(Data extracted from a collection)
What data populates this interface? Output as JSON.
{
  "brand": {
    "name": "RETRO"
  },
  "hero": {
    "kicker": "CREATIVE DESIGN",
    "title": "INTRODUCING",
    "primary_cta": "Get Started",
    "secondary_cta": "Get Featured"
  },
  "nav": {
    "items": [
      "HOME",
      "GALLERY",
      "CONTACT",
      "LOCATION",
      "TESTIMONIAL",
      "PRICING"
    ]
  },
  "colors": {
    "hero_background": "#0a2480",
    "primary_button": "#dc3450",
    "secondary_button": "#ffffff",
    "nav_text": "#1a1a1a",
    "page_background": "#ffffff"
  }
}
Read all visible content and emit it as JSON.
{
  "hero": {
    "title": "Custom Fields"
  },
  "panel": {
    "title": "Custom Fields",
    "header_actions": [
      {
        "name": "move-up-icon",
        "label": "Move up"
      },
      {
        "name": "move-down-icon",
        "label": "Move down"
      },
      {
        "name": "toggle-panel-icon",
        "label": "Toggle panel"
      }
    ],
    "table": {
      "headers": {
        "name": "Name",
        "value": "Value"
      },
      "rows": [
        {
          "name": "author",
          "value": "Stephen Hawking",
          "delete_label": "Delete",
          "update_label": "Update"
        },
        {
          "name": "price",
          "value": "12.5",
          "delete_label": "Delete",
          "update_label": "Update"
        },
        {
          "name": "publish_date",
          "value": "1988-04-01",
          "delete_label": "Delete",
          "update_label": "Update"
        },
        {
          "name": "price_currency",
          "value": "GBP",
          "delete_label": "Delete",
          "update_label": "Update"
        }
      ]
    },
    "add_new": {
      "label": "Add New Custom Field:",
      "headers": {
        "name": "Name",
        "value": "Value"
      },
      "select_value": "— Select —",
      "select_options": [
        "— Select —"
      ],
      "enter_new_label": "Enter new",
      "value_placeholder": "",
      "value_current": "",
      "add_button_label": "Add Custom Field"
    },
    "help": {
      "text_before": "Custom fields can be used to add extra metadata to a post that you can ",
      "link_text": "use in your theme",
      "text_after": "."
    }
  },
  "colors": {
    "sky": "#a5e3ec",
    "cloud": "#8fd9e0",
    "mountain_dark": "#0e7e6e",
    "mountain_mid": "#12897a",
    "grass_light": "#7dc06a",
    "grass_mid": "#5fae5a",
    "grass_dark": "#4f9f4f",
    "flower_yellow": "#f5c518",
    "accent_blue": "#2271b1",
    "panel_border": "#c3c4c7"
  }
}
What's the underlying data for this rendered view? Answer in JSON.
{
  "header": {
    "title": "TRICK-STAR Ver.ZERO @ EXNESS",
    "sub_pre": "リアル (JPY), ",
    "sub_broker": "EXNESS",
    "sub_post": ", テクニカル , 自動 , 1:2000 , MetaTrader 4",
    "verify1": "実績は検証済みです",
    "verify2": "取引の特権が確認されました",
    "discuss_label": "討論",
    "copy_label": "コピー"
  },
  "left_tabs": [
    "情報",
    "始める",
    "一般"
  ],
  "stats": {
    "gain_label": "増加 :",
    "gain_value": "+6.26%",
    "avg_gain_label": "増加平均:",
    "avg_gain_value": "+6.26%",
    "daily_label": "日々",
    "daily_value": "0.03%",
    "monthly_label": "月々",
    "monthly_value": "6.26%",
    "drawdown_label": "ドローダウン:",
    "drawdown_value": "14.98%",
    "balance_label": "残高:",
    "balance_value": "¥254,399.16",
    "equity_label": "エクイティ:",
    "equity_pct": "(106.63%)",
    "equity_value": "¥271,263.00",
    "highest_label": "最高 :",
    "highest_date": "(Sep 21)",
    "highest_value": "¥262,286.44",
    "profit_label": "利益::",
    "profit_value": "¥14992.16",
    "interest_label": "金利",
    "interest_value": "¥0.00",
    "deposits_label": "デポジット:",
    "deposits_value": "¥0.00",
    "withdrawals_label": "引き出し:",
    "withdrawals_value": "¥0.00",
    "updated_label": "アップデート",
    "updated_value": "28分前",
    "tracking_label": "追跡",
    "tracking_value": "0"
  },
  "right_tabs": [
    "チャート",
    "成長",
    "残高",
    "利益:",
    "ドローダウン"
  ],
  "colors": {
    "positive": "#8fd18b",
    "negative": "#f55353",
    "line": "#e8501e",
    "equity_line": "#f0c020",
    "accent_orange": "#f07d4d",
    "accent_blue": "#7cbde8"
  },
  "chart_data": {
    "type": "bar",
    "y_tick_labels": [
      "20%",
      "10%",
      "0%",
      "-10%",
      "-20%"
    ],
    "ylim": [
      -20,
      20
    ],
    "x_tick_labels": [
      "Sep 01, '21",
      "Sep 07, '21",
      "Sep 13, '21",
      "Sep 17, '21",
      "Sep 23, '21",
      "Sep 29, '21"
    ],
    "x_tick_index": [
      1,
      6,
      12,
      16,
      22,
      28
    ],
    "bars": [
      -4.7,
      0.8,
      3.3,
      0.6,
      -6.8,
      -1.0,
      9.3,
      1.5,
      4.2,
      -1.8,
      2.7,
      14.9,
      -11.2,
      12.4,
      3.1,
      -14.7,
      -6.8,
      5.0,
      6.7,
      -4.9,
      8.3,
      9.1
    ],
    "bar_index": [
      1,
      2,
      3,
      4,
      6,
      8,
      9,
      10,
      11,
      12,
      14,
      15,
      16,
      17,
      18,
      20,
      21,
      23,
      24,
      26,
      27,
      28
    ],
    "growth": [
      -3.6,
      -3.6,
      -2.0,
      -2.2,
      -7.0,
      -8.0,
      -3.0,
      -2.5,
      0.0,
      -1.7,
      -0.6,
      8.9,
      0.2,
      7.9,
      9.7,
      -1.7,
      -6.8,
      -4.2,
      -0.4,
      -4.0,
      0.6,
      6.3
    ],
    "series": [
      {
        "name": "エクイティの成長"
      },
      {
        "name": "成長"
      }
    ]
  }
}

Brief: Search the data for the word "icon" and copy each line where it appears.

Output for this exercise:
        "name": "move-up-icon",
        "name": "move-down-icon",
        "name": "toggle-panel-icon",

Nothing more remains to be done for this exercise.